Ask a friend to edit. If you're doing something really time sensitive, this is extremely helpful. If your friend has any editing experience, it's even better. You never know what crazy typos you're going to send out into the world or what crazy communication flubs, or maybe your piece just needed like five paragraphs cut out of it. Having someone you trust and someone who you can respect their opinion goes even further.

You definitely don't want to do things like I've done where I was sending out an email about fly fishing clothing and in the subject line I put,
"Flying fishing clothing sale today" or something like that. It just really helps you from making that mistake and then going, "Oh, what did I do? Oh no."

Friends can also be great at telling you what's good about your writing and encouraging, bringing those themes out. I just wrote an essay about Dr. Who. My editor came back to me, and she was like, "You know, you've been doing too much recapping. Cut this, cut this, cut this." I was kind of sitting there like, oh my gosh, wilting flower. I don't want to kill my babies. But what my editor was great about was she said, "You know, I really love what you're doing here and here and here. Let's bring that out." So at the end of the day, I had to do a super bunch of editing, but it helped me to know what the best things were out of that piece too. So criticism is both a negative and a positive.

Getting a little more into the technical, a lot of you out there are like, "How can I be better with my grammar?" I get a lot of questions from people at SEOmoz about grammar things, like, "Should I put a comma here? What the hay. Where do I go? How can I improve my grammar stuff?"

The first thing, which I suggest, is looking at what's called active versus passive voice. Active means exactly what you all know the word means. Active means that you're out and about. Your language is springy versus passive it's just kind of in the corner.
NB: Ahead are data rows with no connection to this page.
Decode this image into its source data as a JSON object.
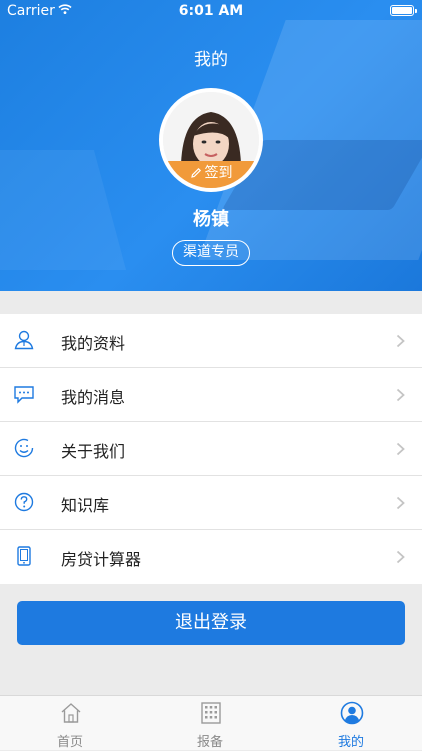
{
  "status_bar": {
    "carrier": "Carrier",
    "time": "6:01 AM"
  },
  "header": {
    "title": "我的",
    "signin_label": "签到",
    "username": "杨镇",
    "role": "渠道专员"
  },
  "menu": [
    {
      "label": "我的资料",
      "icon": "user-profile-icon"
    },
    {
      "label": "我的消息",
      "icon": "message-icon"
    },
    {
      "label": "关于我们",
      "icon": "smile-icon"
    },
    {
      "label": "知识库",
      "icon": "question-icon"
    },
    {
      "label": "房贷计算器",
      "icon": "phone-calculator-icon"
    }
  ],
  "logout_label": "退出登录",
  "tabs": [
    {
      "label": "首页",
      "icon": "home-icon",
      "active": false
    },
    {
      "label": "报备",
      "icon": "building-icon",
      "active": false
    },
    {
      "label": "我的",
      "icon": "profile-icon",
      "active": true
    }
  ],
  "colors": {
    "primary": "#1e7ae0",
    "signin": "#f19a3a",
    "tab_inactive": "#8a8a8a"
  }
}
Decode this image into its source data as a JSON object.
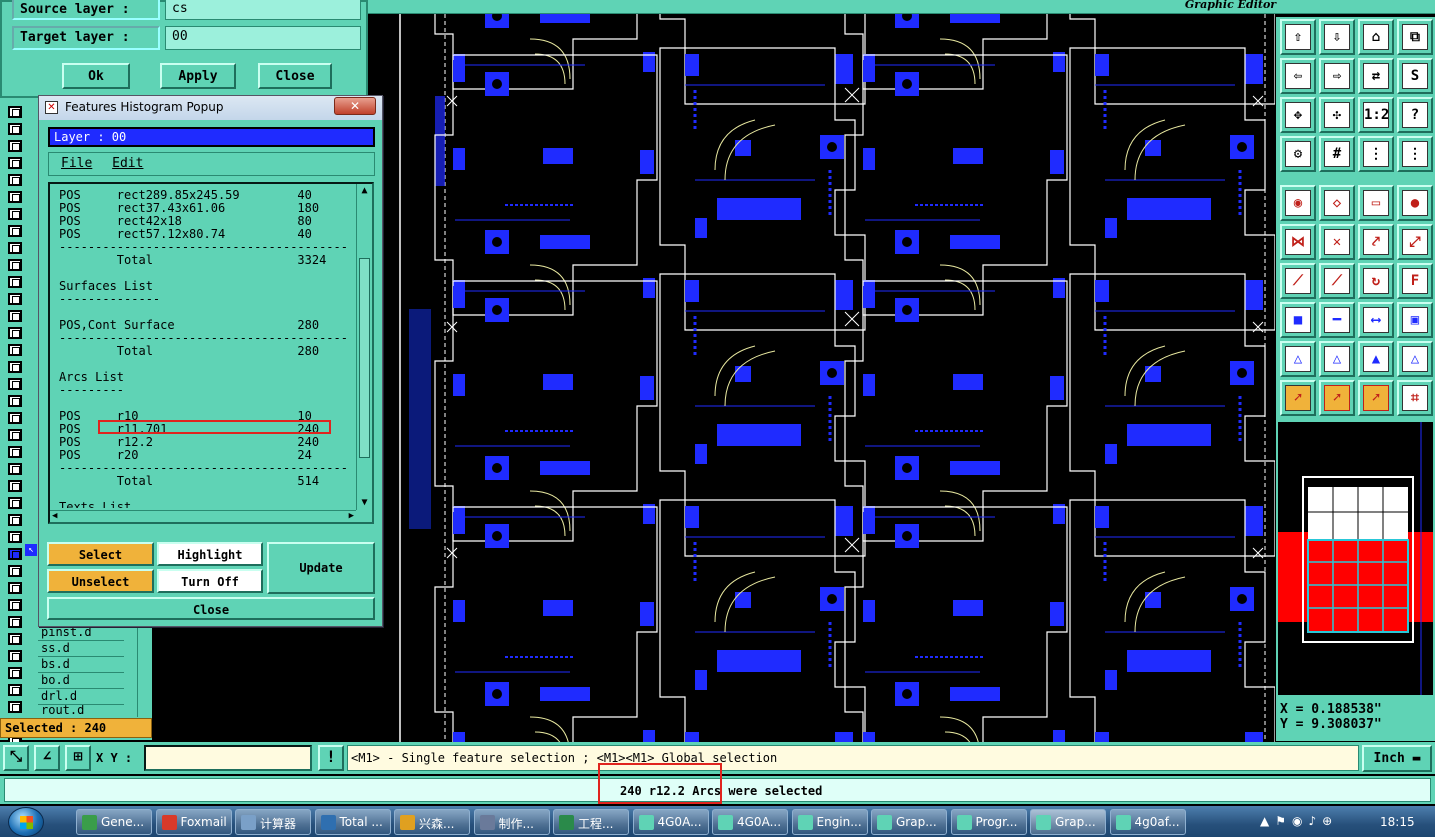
{
  "editor": {
    "title": "Graphic Editor"
  },
  "copy_dialog": {
    "source_label": "Source layer :",
    "source_value": "cs",
    "target_label": "Target layer :",
    "target_value": "00",
    "ok": "Ok",
    "apply": "Apply",
    "close": "Close"
  },
  "histogram": {
    "title": "Features Histogram Popup",
    "layer": "Layer :  00",
    "menu": {
      "file": "File",
      "edit": "Edit"
    },
    "lines": [
      "POS     rect289.85x245.59        40",
      "POS     rect37.43x61.06          180",
      "POS     rect42x18                80",
      "POS     rect57.12x80.74          40",
      "----------------------------------------",
      "        Total                    3324",
      "",
      "Surfaces List",
      "--------------",
      "",
      "POS,Cont Surface                 280",
      "----------------------------------------",
      "        Total                    280",
      "",
      "Arcs List",
      "---------",
      "",
      "POS     r10                      10",
      "POS     r11.701                  240",
      "POS     r12.2                    240",
      "POS     r20                      24",
      "----------------------------------------",
      "        Total                    514",
      "",
      "Texts List"
    ],
    "select": "Select",
    "highlight": "Highlight",
    "update": "Update",
    "unselect": "Unselect",
    "turn_off": "Turn Off",
    "close": "Close"
  },
  "layers": [
    "pinst.d",
    "ss.d",
    "bs.d",
    "bo.d",
    "drl.d",
    "rout.d"
  ],
  "selected": "Selected : 240",
  "command": {
    "xy_label": "X Y :",
    "xy_value": "",
    "hint": "<M1> - Single feature selection ; <M1><M1> Global selection",
    "units": "Inch"
  },
  "message": "240 r12.2 Arcs were selected",
  "coords": {
    "x": "X = 0.188538\"",
    "y": "Y = 9.308037\""
  },
  "taskbar": {
    "tasks": [
      "Gene...",
      "Foxmail",
      "计算器",
      "Total ...",
      "兴森...",
      "制作...",
      "工程...",
      "4G0A...",
      "4G0A...",
      "Engin...",
      "Grap...",
      "Progr...",
      "Grap...",
      "4g0af..."
    ],
    "time": "18:15"
  },
  "colors": {
    "panel": "#5fd3b5",
    "pad_blue": "#1f2bff",
    "highlight_box": "#e0241f",
    "canvas": "#000000"
  }
}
It's like the wallflower at the party. You don't really care.

So, for instance, if you had the sentence, "The dog was jumping on the bed." You're dog is bad. Your dog is jumping on your bed. But it's just kind of boring. If you're like, "The dog jumps on the bed," it's much more active. It tells you what the dog is doing. It brings that sentence to life. Often it's just a simple switch of moving what you're talking about at the end to the beginning.
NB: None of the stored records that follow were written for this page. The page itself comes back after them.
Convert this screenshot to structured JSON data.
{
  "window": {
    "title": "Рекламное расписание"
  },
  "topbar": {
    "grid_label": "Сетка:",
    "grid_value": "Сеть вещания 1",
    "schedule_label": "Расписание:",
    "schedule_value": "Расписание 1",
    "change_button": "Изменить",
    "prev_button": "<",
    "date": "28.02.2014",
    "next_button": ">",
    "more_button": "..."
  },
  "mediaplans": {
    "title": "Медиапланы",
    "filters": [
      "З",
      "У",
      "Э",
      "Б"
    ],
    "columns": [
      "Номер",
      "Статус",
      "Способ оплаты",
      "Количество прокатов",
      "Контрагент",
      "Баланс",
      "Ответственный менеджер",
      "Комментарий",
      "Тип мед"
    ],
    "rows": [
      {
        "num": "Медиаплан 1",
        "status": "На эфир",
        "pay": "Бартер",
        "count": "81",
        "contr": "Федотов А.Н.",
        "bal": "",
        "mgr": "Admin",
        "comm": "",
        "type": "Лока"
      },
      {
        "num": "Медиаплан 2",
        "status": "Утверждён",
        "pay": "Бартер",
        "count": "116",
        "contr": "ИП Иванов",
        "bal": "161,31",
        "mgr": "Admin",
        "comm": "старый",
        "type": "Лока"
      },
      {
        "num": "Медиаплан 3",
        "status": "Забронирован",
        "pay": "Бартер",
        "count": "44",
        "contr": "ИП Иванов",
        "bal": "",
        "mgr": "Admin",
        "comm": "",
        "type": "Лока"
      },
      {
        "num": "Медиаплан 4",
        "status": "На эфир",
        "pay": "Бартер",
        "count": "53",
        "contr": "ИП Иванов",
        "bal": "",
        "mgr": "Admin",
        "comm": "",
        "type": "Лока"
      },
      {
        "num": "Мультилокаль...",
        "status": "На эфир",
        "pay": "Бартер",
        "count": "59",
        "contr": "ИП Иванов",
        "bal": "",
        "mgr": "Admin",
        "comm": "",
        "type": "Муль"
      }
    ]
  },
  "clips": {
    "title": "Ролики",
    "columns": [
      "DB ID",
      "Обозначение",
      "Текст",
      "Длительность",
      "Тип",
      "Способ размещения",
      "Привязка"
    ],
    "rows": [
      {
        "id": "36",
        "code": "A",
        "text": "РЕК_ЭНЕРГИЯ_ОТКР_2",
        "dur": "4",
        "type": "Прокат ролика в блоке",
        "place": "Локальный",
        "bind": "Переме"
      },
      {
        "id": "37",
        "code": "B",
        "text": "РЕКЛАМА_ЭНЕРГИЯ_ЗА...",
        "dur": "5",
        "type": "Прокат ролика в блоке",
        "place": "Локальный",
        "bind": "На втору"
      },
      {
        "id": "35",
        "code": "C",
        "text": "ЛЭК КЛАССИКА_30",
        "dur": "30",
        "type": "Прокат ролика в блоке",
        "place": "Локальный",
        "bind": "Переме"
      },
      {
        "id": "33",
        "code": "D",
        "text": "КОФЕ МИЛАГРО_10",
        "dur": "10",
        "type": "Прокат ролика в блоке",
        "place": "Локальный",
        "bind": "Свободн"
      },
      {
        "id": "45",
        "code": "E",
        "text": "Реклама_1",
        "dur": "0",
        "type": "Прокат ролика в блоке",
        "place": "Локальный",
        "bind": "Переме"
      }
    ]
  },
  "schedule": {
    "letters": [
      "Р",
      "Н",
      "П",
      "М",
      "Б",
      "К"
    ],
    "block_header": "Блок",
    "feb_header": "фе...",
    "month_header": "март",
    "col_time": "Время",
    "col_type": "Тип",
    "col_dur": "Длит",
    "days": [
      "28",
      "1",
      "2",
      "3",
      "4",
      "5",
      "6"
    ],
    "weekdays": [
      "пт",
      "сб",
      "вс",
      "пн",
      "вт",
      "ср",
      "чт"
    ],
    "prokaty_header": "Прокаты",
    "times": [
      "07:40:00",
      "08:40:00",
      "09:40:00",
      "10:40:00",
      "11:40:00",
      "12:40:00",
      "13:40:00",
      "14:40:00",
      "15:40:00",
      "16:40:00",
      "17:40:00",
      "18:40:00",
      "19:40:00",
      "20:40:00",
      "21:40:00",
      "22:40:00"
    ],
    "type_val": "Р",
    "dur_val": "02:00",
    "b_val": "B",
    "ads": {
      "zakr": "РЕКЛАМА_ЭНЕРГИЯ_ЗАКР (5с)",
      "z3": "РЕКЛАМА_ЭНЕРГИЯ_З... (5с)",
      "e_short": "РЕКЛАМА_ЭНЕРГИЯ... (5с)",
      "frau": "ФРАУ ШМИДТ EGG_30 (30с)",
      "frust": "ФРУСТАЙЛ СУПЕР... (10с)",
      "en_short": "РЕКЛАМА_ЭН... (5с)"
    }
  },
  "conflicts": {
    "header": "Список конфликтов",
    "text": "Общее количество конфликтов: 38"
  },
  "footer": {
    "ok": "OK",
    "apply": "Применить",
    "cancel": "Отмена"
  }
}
You can look up more about active versus passive voice online. It's known to be verbs are passive.

The next thing you want to do is look at your sentence lengths. You want to vary them. A lot of people get really long winded when they're writing because they're trying to cram everything in. You get these super long sentences that are all the way to the ground. If you just step back and look and be like, "Oh, I can put periods here. I can shorten it." You can have a short sentence and a long sentence. It's a littlie advanced, but it will make your writing much more snappy and sound like people actually converse.

For those of you who are really, really advanced in your grammar, here's my last tip. Learn to diagram sentences. I'm sure my 7th and 8th grade English teachers are very happy that I'm recommending this to you. But if you really want to know grammar and if you really struggle with it, learn how to diagram sentences so you can identify the subject of your sentence, the verb of your sentence the object, and any sort of clauses or anything. Then you can figure out, if people come to you and say like, "You always have run-on sentences, you always have incomplete sentences," these are the type of things that if you can identify the parts of the sentence, you can say,
"Oh, I know exactly why this sentence isn't working. Or I know why it's not communicating clearly to my audience." But that's just your advanced homework.
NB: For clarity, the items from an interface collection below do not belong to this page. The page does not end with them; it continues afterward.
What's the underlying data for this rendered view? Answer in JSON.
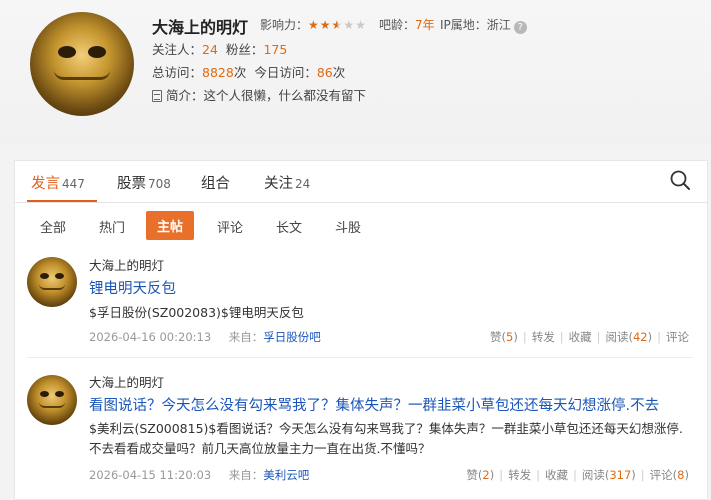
{
  "profile": {
    "name": "大海上的明灯",
    "influence_label": "影响力：",
    "influence_rating": 2.5,
    "influence_max": 5,
    "age_label": "吧龄：",
    "age_value": "7年",
    "ip_label": "IP属地：",
    "ip_value": "浙江",
    "follow_label": "关注人：",
    "follow_value": "24",
    "fans_label": "粉丝：",
    "fans_value": "175",
    "visits_label": "总访问：",
    "visits_value": "8828",
    "visits_unit": "次",
    "today_label": "今日访问：",
    "today_value": "86",
    "today_unit": "次",
    "bio_label": "简介：",
    "bio_text": "这个人很懒，什么都没有留下"
  },
  "tabs": [
    {
      "label": "发言",
      "count": "447"
    },
    {
      "label": "股票",
      "count": "708"
    },
    {
      "label": "组合",
      "count": ""
    },
    {
      "label": "关注",
      "count": "24"
    }
  ],
  "subtabs": [
    "全部",
    "热门",
    "主帖",
    "评论",
    "长文",
    "斗股"
  ],
  "posts": [
    {
      "author": "大海上的明灯",
      "title": "锂电明天反包",
      "body": "$孚日股份(SZ002083)$锂电明天反包",
      "time": "2026-04-16 00:20:13",
      "source_label": "来自：",
      "source": "孚日股份吧",
      "like_label": "赞",
      "like_count": "5",
      "repost_label": "转发",
      "fav_label": "收藏",
      "read_label": "阅读",
      "read_count": "42",
      "comment_label": "评论",
      "comment_count": ""
    },
    {
      "author": "大海上的明灯",
      "title": "看图说话？今天怎么没有勾来骂我了？集体失声？一群韭菜小草包还还每天幻想涨停.不去",
      "body": "$美利云(SZ000815)$看图说话？今天怎么没有勾来骂我了？集体失声？一群韭菜小草包还还每天幻想涨停.不去看看成交量吗？前几天高位放量主力一直在出货.不懂吗？",
      "time": "2026-04-15 11:20:03",
      "source_label": "来自：",
      "source": "美利云吧",
      "like_label": "赞",
      "like_count": "2",
      "repost_label": "转发",
      "fav_label": "收藏",
      "read_label": "阅读",
      "read_count": "317",
      "comment_label": "评论",
      "comment_count": "8"
    }
  ],
  "colors": {
    "accent": "#e0601a",
    "link": "#1a56b8",
    "number": "#e06a12"
  }
}
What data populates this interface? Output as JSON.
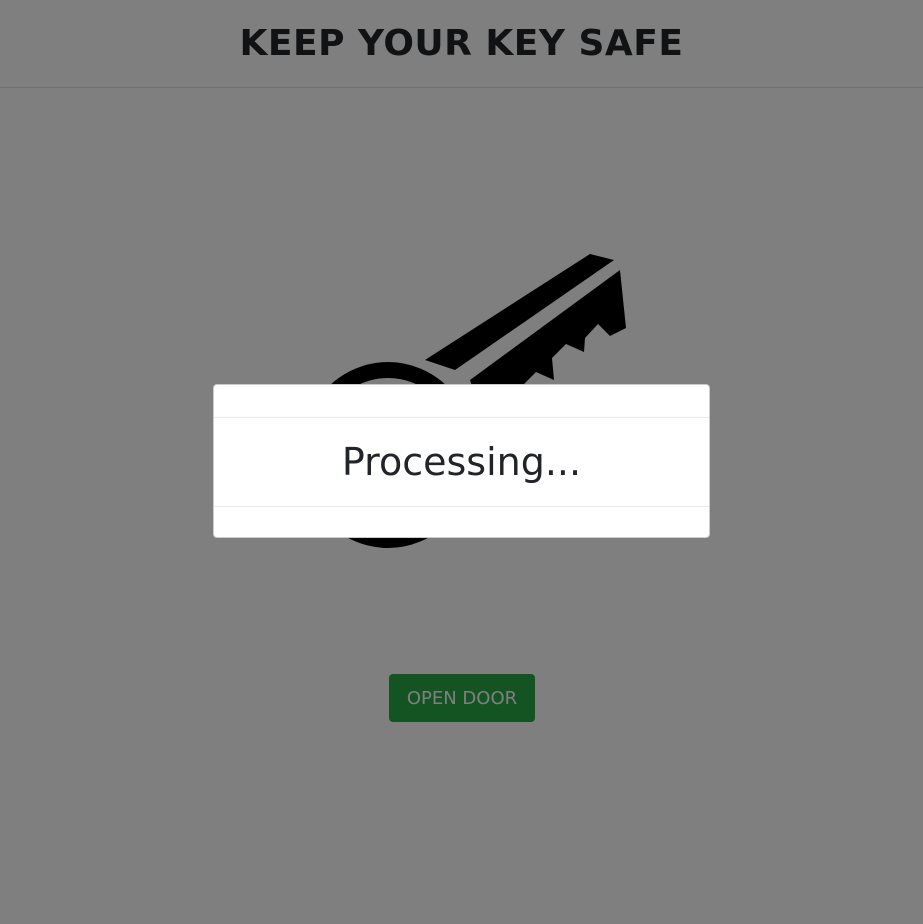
{
  "header": {
    "title": "KEEP YOUR KEY SAFE"
  },
  "main": {
    "key_icon": "key-icon",
    "open_button_label": "OPEN DOOR",
    "button_color": "#28a745"
  },
  "modal": {
    "message": "Processing..."
  }
}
So I hope that all of you will learn these magical tips and transform your writing. You can now go from just an ordinary SEO to something more magical."

Video transcription by Speechpad.com

Sign up for The Moz Top 10, a semimonthly mailer updating you on the top ten hottest pieces of SEO news, tips, and rad links uncovered by the Moz team. Think of it as your exclusive digest of stuff you don’t have time to hunt down but want to read!